Standardised approaches to clinical assessments provide a common language that can enhance communication with other health professionals and the people in your care.
Nurses can use certain assessment tools to assess:
Some assessment tools cover a broad range of potential needs , for example:
Other tools are more specific in their focus and support more in-depth assessments, for example, PAINAD (43kb pdf) or The Modified Borg Scale (mBORG) (181kb pdf).
Clinical assessment tools should be used appropriately and with caution, and not as a substitute for a comprehensive assessment.
Communication that is open, respectful, culturally safe, and comfortable enables effective conversations. This forms a key part of providing comprehensive care.
Nurses use communication skills to:
For more information, see Communication.
The PEPSI COLA aide memoire for holistic patient assessment.
(This tool was developed in the UK therefore certain resources within it are specific to the UK.)
PEPSI COLA aide memoire (128kb pdf)
Download PEPSI COLA
Clinical assessment needs to be comprehensive, systematic, and ongoing; however, barriers to this often exist, such as lack of time, training and understanding of assessment.
It is worth remembering that people may downplay or not report symptoms because
This information was drawn from the following resources:
Do the PCC4U module Assessing and Managing Symptoms

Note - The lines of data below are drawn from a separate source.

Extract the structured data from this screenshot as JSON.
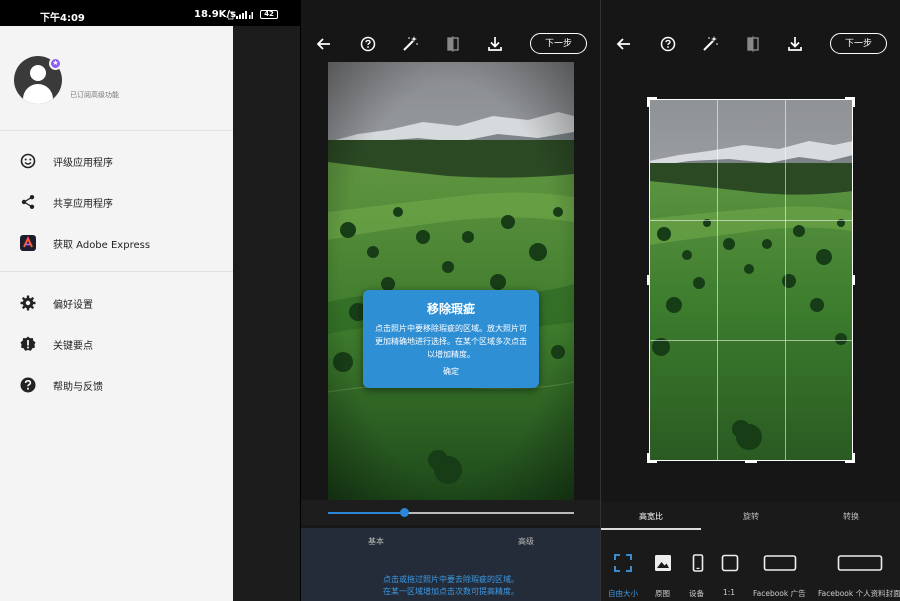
{
  "status_bar": {
    "time": "下午4:09",
    "speed": "18.9K/s",
    "battery": "42"
  },
  "drawer": {
    "profile_subtitle": "已订阅高级功能",
    "menu_group1": [
      {
        "label": "评级应用程序",
        "icon": "smile-icon"
      },
      {
        "label": "共享应用程序",
        "icon": "share-icon"
      },
      {
        "label": "获取 Adobe Express",
        "icon": "adobe-express-icon"
      }
    ],
    "menu_group2": [
      {
        "label": "偏好设置",
        "icon": "gear-icon"
      },
      {
        "label": "关键要点",
        "icon": "alert-icon"
      },
      {
        "label": "帮助与反馈",
        "icon": "help-icon"
      }
    ]
  },
  "editor_heal": {
    "next_label": "下一步",
    "dialog": {
      "title": "移除瑕疵",
      "body": "点击照片中要移除瑕疵的区域。放大照片可更加精确地进行选择。在某个区域多次点击以增加精度。",
      "ok": "确定"
    },
    "slider_value": 0.31,
    "tabs": [
      "基本",
      "高级"
    ],
    "hint_line1": "点击或拖过照片中要去除瑕疵的区域。",
    "hint_line2": "在某一区域增加点击次数可提高精度。"
  },
  "editor_crop": {
    "next_label": "下一步",
    "tabs": [
      "高宽比",
      "旋转",
      "转换"
    ],
    "active_tab": 0,
    "options": [
      "自由大小",
      "原图",
      "设备",
      "1:1",
      "Facebook 广告",
      "Facebook 个人资料封面"
    ],
    "active_option": 0,
    "accent_color": "#3d9ae6"
  },
  "colors": {
    "accent": "#2e86d6",
    "dialog": "#2f8fd4",
    "premium_badge": "#8b5cf6"
  }
}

Watch End of life care: What matters to the person who's dying
Access more Assessment Resources
Page created 26 September 2022